An Angel Experience

by Elizabeth Vierra Hall

 

Last night, while attending a retirement dinner in honor of a former co-worker and friend, I had an experience that could only be explained as an Angel experience.

Go back 38 years ago to sophomore year high school. I had an English teacher who was an admired, kind, strong and loving soul. Even though it was mandatory class, it didn’t seem like one. One particular day I had such a bad cold that seemed to just be getting worse. Just before class actual begun, she gave me money to buy some orange juice. Surprised by the gesture, I accepted and walked out of class quickly so that I wouldn’t miss much class time. As the class went on, I noticed how much better just drinking the juice made me feel. I was able to concentrate better on the class, her teachings, and the paper I needed to write. It was “term paper” time. Back in those days, “term paper” time was about as dreaded as finals.

So years have passed and I’ve never forgotten her gesture and how good some vitamin C can boost your system. Every time I get a cold, I go get some orange juice and think of her. All these years that have passed, I’ve always wanted to thank her and let her know that I have never forgotten. Thing is, she passed away at the young age of 45, and even though some may say it was only a few coins for juice, it was much more to me. Teachers don’t just hand out money to students. They don’t want interruption of class time and attendance, nor do they need students roaming the halls during class time; part of my amazement.

This teacher had a twin. A twin I never got to meet or cross paths, until last night. Seeing her walk through the door of the retirement party; time stood still for just a bit. All that went through my head was, “Go up to her and tell her what her sister did for you”, followed by, “No, that would just sound silly.” I continued to mingle with present and past co-workers and enjoyed the evening while continued thoughts of the past high school experience forced their way in and out. As the night started to come to an end and people were walking about saying their good byes, a strong force just had me think, “Go right now…just go up to her.” So I did. She was still sitting at her table, the family table – – go figure. I walked over, squatted down to her seated level, and said, “Hi. You don’t know me, but your sister was one of my teachers in high school and I just wanted to tell you something she did for me.” I began to tell her my story and that it probably sounds silly. I always wanted to thank her. She stood up and gave me a warm and loving hug, to a stranger. She motioned with her hand and and said her sister was there, on her shoulder. The overwhelming feeling that, even right now as I type this, came over me. It was an unexplained feeling. I began to cry. She shared stories of her sister and it felt like we were no longer strangers. The entire time, that strong feeling surrounded me. It felt like a cleansing of some sort. So hard to explain.

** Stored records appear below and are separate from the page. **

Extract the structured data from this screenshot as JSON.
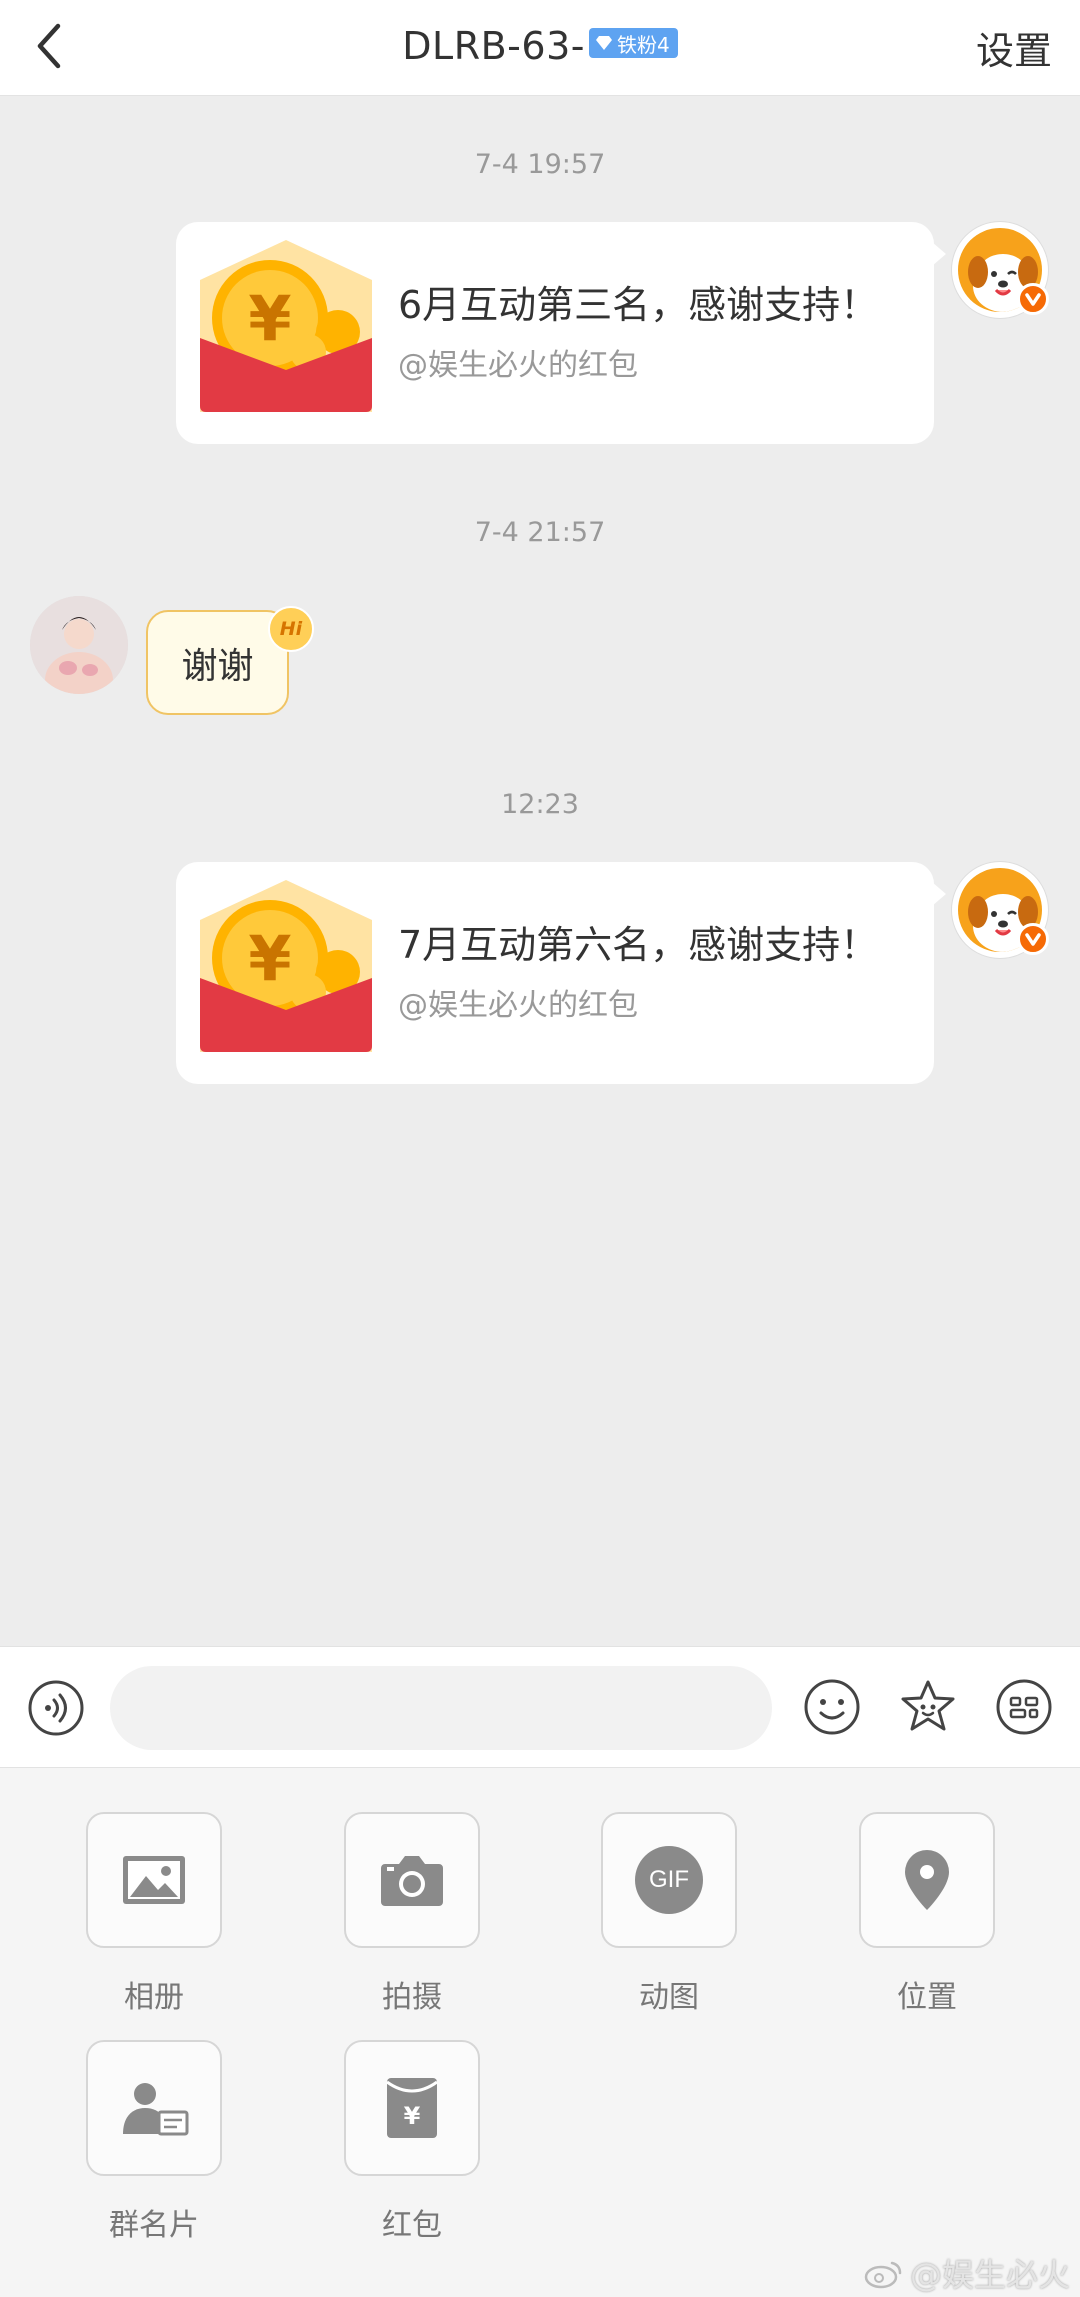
{
  "header": {
    "title": "DLRB-63-",
    "badge_label": "铁粉4",
    "settings_label": "设置"
  },
  "messages": {
    "t1": "7-4 19:57",
    "rp1_title": "6月互动第三名，感谢支持！",
    "rp1_sender": "@娱生必火的红包",
    "t2": "7-4 21:57",
    "reply_text": "谢谢",
    "reply_badge": "Hi",
    "t3": "12:23",
    "rp2_title": "7月互动第六名，感谢支持！",
    "rp2_sender": "@娱生必火的红包"
  },
  "input": {
    "placeholder": ""
  },
  "tools": {
    "album": "相册",
    "camera": "拍摄",
    "gif": "动图",
    "gif_icon_text": "GIF",
    "location": "位置",
    "group_card": "群名片",
    "red_packet": "红包"
  },
  "watermark": "@娱生必火",
  "colors": {
    "chat_bg": "#ededed",
    "red_packet": "#e23a44",
    "coin": "#ffb300",
    "fan_badge": "#5ea3f1",
    "verified": "#f66a05"
  }
}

Over the past few years, I have come to believe that things happen for a reason. That people, places and events will have something that will be for either our benefit, for those around us, or perhaps for both. Life is short; shorter for others. Life isn’t just for our benefit, but for us to benefit others. To be good, loving and kind and to help each other grow. I think we are taught this, but not many TRULY experience it. It is a gift. Something not to take lightly in this our journey of living.

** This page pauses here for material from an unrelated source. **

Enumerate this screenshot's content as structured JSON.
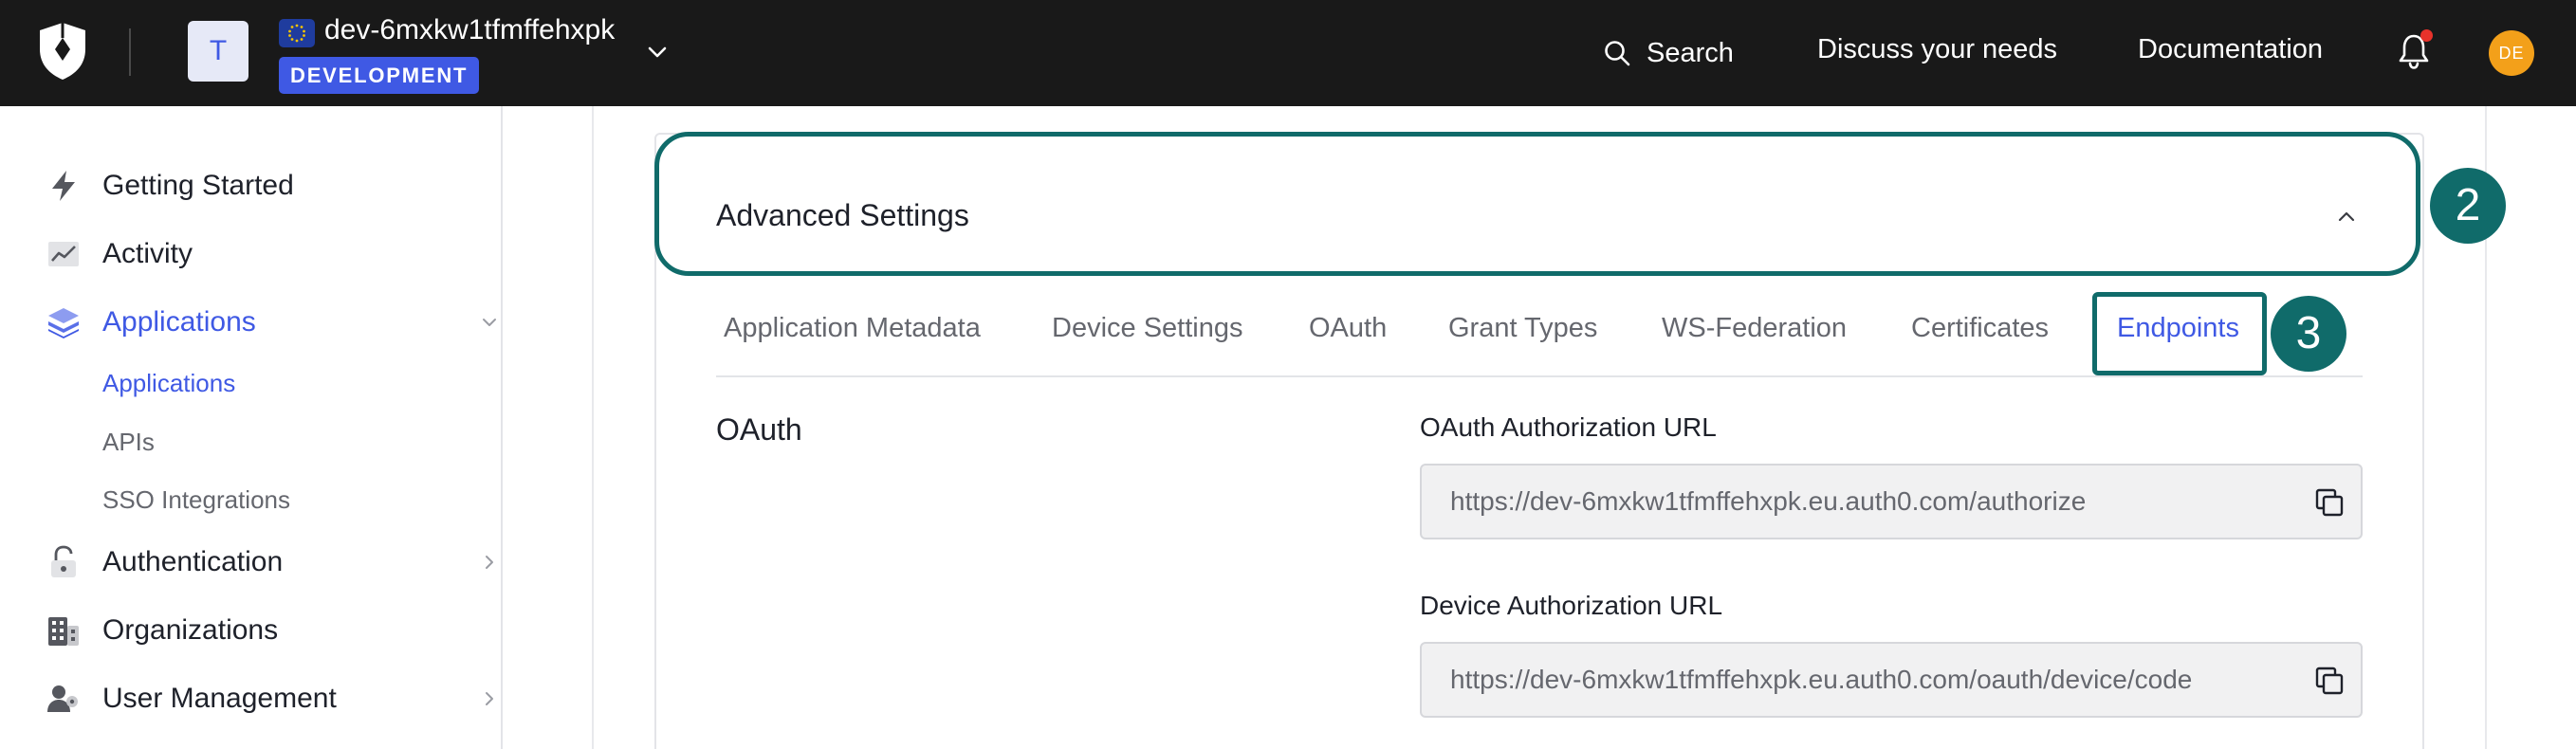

I have never forgotten this teacher.   Now that I have met her twin sister, I feel things have come full circle; the closure so to speak that obviously my heart needed after all these years. Thanks Janice for allowing me to share my story.

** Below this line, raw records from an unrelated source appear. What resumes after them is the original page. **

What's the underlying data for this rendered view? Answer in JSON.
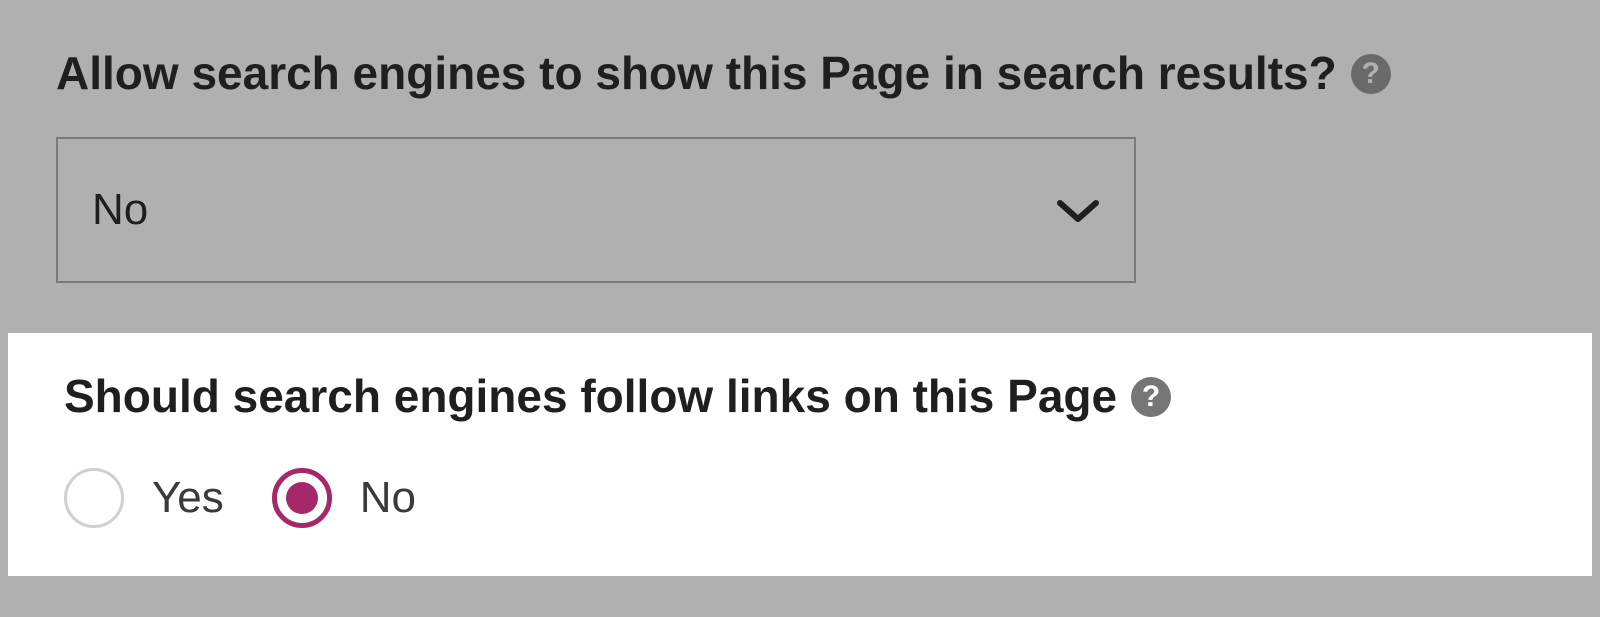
{
  "allow_search": {
    "label": "Allow search engines to show this Page in search results?",
    "selected": "No"
  },
  "follow_links": {
    "label": "Should search engines follow links on this Page",
    "options": {
      "yes": "Yes",
      "no": "No"
    },
    "selected": "no"
  }
}
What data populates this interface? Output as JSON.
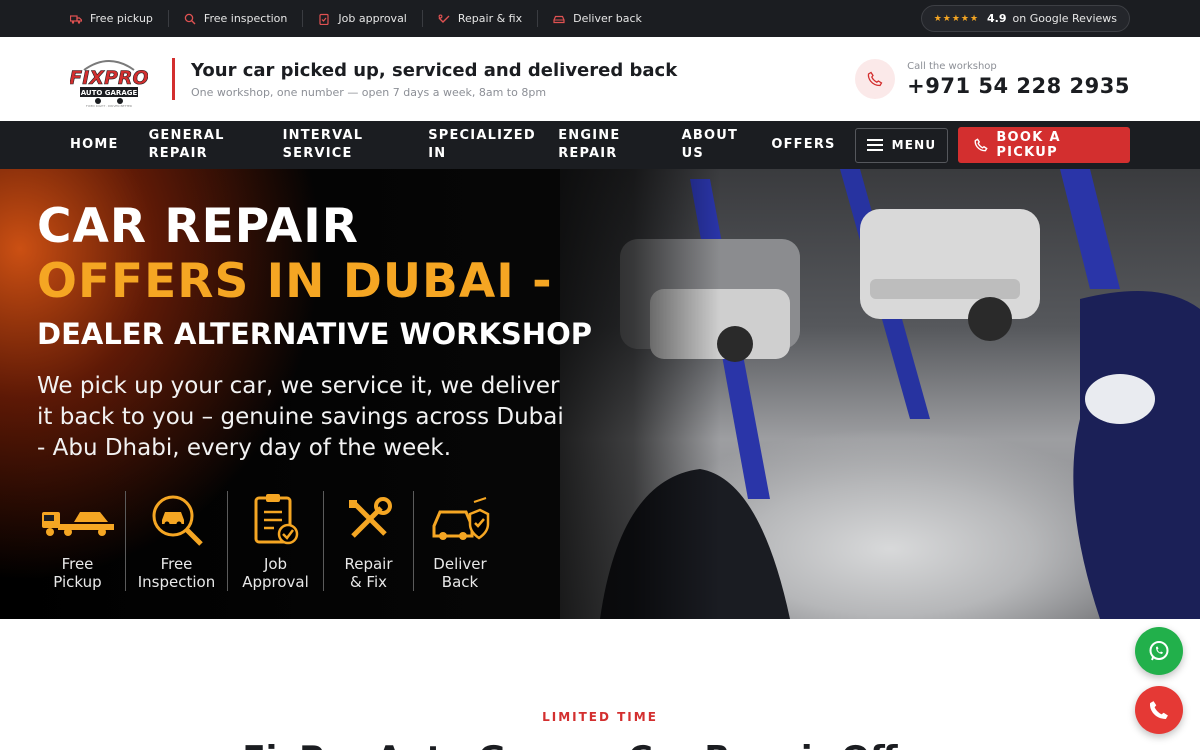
{
  "topbar": {
    "steps": [
      {
        "label": "Free pickup",
        "icon": "truck-icon"
      },
      {
        "label": "Free inspection",
        "icon": "search-icon"
      },
      {
        "label": "Job approval",
        "icon": "clipboard-icon"
      },
      {
        "label": "Repair & fix",
        "icon": "wrench-icon"
      },
      {
        "label": "Deliver back",
        "icon": "car-check-icon"
      }
    ],
    "rating": {
      "stars": "★★★★★",
      "score": "4.9",
      "label": "on Google Reviews"
    }
  },
  "header": {
    "logo_alt": "FIXPRO AUTO GARAGE",
    "title": "Your car picked up, serviced and delivered back",
    "subtitle": "One workshop, one number — open 7 days a week, 8am to 8pm",
    "call_label": "Call the workshop",
    "call_number": "+971 54 228 2935"
  },
  "nav": {
    "items": [
      "HOME",
      "GENERAL REPAIR",
      "INTERVAL SERVICE",
      "SPECIALIZED IN",
      "ENGINE REPAIR",
      "ABOUT US",
      "OFFERS"
    ],
    "menu_label": "MENU",
    "book_label": "BOOK A PICKUP"
  },
  "hero": {
    "line1": "CAR REPAIR",
    "line2": "OFFERS IN DUBAI -",
    "line3": "DEALER ALTERNATIVE WORKSHOP",
    "description": "We pick up your car, we service it, we deliver it back to you – genuine savings across Dubai - Abu Dhabi, every day of the week.",
    "steps": [
      {
        "line1": "Free",
        "line2": "Pickup",
        "icon": "tow-truck-icon"
      },
      {
        "line1": "Free",
        "line2": "Inspection",
        "icon": "magnifier-car-icon"
      },
      {
        "line1": "Job",
        "line2": "Approval",
        "icon": "checklist-icon"
      },
      {
        "line1": "Repair",
        "line2": "& Fix",
        "icon": "tools-icon"
      },
      {
        "line1": "Deliver",
        "line2": "Back",
        "icon": "car-shield-icon"
      }
    ]
  },
  "section": {
    "eyebrow": "LIMITED TIME",
    "title": "FixPro Auto Garage Car Repair Offers"
  },
  "colors": {
    "accent": "#d32f2f",
    "dark": "#1b1d21",
    "orange": "#f5a623",
    "whatsapp": "#22b04b"
  }
}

In case you were wondering, I did very well in that class back in 1979. I got an A. I also received an A on my term paper. It was entitled, “Child Abuse.”

I hope you all have a blessed Sunday. Enjoy it. Love it. Live it.